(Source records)

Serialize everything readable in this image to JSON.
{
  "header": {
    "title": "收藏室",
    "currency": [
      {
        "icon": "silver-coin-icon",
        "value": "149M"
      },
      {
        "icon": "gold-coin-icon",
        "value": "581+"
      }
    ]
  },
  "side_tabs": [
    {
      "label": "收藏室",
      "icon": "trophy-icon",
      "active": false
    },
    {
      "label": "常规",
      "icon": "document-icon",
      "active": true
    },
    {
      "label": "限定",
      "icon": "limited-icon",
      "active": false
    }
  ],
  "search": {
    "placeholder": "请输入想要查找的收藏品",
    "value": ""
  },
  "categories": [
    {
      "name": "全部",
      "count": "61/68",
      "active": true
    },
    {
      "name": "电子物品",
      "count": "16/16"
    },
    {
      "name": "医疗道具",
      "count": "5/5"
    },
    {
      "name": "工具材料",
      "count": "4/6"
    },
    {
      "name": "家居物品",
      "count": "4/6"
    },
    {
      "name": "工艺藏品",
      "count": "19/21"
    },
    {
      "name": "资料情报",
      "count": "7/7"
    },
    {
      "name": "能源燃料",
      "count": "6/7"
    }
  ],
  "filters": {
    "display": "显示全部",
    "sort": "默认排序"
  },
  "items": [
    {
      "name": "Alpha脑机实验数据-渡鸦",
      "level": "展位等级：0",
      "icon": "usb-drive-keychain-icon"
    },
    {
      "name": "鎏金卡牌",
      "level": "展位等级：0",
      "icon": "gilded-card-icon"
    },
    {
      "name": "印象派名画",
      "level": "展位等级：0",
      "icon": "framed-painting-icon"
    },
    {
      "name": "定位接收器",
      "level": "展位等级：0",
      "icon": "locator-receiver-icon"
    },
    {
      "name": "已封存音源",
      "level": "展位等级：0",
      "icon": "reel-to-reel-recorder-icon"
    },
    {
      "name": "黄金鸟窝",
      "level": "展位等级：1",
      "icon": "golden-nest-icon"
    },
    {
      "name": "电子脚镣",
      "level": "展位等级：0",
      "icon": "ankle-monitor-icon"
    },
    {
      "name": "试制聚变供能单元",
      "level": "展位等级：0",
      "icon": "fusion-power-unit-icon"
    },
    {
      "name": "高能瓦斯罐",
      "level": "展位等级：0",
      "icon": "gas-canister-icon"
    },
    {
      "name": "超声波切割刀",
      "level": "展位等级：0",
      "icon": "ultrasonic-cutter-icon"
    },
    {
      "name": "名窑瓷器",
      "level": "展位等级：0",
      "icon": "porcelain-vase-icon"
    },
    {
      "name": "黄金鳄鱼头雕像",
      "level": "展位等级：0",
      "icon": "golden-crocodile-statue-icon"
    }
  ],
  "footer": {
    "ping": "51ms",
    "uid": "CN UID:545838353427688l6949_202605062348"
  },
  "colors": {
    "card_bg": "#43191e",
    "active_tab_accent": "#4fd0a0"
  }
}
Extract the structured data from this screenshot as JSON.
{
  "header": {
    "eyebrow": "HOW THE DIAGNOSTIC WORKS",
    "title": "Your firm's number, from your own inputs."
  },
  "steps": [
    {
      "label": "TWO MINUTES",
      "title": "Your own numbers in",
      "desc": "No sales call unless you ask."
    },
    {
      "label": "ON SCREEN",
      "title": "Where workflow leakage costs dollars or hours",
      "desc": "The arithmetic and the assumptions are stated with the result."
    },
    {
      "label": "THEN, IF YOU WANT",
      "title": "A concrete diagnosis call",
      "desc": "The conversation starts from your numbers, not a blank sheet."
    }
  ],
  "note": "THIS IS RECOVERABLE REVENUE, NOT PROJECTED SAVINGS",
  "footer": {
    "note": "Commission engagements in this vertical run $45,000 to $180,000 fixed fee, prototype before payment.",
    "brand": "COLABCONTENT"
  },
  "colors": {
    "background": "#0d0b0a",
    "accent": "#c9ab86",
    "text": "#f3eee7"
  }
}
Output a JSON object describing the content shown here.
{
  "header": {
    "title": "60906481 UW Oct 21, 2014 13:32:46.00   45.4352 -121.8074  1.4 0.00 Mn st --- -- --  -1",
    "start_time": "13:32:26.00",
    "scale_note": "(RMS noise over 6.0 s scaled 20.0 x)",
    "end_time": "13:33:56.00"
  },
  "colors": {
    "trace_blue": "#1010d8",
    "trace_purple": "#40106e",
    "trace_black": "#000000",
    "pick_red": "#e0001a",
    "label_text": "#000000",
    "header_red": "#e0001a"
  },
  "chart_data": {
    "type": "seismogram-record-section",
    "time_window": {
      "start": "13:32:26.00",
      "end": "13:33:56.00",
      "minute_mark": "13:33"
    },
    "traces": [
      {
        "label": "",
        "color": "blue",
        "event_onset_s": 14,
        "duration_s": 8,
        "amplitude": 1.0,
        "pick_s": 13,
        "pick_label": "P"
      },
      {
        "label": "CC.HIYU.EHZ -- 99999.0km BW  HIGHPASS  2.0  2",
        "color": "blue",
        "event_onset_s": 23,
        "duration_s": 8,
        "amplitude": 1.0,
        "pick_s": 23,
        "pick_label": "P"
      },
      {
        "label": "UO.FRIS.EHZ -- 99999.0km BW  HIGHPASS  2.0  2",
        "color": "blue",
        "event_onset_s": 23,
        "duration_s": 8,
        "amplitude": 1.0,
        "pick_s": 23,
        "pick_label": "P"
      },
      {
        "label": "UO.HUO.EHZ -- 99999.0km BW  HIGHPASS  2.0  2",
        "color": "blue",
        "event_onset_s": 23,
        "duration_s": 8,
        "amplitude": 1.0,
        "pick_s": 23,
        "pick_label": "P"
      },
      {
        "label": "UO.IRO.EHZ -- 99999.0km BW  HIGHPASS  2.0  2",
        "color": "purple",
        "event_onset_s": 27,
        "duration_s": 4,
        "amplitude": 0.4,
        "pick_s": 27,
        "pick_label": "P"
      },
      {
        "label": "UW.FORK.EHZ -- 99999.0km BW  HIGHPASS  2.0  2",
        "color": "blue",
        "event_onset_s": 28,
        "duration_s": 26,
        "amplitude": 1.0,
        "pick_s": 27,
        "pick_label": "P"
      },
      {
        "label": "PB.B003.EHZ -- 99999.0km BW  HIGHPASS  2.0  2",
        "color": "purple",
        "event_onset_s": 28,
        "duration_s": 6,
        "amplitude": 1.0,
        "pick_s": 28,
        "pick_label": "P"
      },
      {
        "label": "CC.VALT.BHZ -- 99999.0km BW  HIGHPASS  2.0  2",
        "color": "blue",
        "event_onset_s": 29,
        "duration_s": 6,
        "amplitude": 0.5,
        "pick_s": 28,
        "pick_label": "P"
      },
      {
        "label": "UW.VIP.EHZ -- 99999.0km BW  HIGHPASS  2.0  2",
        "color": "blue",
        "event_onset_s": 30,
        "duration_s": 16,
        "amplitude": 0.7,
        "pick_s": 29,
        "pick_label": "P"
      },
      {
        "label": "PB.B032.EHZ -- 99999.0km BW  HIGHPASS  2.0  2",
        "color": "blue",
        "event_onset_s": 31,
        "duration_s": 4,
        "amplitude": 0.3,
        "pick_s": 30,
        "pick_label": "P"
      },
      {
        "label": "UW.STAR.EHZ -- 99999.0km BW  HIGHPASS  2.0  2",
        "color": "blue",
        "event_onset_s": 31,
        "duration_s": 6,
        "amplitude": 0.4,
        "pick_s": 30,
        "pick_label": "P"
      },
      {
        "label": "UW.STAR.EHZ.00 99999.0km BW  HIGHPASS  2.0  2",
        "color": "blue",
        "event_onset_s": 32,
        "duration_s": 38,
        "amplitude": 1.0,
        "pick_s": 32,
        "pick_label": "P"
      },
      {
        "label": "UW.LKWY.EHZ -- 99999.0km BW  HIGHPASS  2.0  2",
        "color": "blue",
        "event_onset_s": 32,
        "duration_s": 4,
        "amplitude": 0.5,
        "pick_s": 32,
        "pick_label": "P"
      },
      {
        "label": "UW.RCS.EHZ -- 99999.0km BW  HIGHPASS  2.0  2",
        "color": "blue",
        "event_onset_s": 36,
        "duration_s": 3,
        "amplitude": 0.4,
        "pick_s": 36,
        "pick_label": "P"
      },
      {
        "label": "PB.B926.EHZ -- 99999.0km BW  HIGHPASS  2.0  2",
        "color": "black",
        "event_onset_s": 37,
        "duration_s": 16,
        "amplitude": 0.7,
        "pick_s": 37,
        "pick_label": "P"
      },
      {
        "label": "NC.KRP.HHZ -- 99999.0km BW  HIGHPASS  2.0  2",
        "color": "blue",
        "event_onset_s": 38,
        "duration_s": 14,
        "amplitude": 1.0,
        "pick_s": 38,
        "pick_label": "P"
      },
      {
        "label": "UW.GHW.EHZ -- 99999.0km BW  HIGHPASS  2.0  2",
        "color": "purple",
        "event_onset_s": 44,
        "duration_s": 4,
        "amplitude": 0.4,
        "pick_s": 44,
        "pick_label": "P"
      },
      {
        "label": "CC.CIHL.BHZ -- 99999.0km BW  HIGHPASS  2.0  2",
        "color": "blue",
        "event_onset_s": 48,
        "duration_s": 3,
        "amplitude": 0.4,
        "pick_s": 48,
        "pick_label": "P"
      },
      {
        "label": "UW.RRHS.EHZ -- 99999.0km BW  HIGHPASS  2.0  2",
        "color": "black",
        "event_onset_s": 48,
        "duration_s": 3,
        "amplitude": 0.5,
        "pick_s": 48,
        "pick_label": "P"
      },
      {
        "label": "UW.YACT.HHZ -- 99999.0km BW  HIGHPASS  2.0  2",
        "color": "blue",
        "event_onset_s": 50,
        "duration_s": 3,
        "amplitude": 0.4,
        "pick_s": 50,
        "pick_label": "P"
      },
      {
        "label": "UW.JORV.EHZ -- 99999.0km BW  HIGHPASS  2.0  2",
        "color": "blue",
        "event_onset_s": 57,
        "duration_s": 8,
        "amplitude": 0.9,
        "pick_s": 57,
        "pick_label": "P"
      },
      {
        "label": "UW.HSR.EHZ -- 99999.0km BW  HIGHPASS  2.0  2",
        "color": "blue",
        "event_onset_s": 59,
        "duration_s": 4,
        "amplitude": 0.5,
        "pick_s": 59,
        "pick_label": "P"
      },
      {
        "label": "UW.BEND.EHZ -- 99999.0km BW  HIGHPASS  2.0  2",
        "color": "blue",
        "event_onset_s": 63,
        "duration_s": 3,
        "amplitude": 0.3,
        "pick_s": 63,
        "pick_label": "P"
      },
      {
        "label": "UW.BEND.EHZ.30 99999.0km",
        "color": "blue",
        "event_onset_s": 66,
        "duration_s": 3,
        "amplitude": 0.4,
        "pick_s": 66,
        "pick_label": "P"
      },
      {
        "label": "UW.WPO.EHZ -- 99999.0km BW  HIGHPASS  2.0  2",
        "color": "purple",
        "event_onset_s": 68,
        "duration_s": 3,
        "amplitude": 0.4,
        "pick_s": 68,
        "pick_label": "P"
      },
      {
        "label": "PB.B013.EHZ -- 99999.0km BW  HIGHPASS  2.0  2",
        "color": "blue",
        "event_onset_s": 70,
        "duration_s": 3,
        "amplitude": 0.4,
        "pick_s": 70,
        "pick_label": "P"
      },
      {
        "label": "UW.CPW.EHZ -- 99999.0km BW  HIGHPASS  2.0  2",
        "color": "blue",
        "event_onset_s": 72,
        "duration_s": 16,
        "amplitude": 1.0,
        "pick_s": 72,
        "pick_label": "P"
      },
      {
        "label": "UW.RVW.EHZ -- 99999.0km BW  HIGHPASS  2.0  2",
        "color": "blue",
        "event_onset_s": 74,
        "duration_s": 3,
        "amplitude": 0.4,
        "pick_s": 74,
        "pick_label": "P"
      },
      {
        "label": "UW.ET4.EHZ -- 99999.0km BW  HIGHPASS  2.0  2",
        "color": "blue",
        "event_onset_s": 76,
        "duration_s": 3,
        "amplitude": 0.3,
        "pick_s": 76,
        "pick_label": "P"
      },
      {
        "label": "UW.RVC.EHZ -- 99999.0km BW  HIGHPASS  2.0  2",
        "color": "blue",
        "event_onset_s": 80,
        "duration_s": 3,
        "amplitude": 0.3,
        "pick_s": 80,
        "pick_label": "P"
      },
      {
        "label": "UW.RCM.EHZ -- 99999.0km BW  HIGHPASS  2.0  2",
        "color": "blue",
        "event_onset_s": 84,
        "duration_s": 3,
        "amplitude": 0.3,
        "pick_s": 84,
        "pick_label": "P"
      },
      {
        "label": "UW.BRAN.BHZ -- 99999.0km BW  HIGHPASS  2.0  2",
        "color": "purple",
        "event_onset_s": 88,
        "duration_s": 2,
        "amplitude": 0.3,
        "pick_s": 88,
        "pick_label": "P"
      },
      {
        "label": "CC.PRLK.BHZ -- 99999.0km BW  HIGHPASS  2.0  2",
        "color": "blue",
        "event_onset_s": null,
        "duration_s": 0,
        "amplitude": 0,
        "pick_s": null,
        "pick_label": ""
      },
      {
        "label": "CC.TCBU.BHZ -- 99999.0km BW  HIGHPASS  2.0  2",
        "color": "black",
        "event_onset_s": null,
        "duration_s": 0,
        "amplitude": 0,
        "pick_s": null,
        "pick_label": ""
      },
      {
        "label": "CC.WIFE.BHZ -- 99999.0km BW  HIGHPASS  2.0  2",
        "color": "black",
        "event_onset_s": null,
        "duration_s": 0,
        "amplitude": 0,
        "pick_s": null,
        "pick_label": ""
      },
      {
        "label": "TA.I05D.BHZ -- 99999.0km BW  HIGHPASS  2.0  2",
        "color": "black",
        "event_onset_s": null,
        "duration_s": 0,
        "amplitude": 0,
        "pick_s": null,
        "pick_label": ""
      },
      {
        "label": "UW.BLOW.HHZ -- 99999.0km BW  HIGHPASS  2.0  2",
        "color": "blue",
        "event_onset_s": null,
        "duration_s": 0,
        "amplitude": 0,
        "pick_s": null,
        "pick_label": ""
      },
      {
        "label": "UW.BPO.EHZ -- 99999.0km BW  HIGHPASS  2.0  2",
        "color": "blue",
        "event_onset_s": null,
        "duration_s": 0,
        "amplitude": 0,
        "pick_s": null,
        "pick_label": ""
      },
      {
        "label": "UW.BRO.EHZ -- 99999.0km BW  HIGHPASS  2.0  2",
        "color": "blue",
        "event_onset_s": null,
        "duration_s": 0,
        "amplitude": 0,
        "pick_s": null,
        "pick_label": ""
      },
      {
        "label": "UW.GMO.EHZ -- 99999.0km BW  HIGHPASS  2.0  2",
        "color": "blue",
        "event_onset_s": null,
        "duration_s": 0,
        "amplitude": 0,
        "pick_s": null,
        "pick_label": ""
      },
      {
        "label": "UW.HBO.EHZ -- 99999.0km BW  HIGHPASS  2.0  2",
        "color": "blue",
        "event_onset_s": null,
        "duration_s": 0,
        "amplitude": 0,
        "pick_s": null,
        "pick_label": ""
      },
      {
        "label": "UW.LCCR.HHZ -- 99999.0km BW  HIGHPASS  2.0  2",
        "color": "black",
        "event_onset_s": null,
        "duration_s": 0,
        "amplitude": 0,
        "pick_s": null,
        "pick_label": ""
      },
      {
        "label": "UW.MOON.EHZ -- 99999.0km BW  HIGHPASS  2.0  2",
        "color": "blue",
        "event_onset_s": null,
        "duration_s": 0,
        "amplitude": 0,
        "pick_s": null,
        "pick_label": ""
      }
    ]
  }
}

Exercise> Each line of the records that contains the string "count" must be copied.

Your response>
      "count": "61/68",
      "count": "16/16"
      "count": "5/5"
      "count": "4/6"
      "count": "4/6"
      "count": "19/21"
      "count": "7/7"
      "count": "6/7"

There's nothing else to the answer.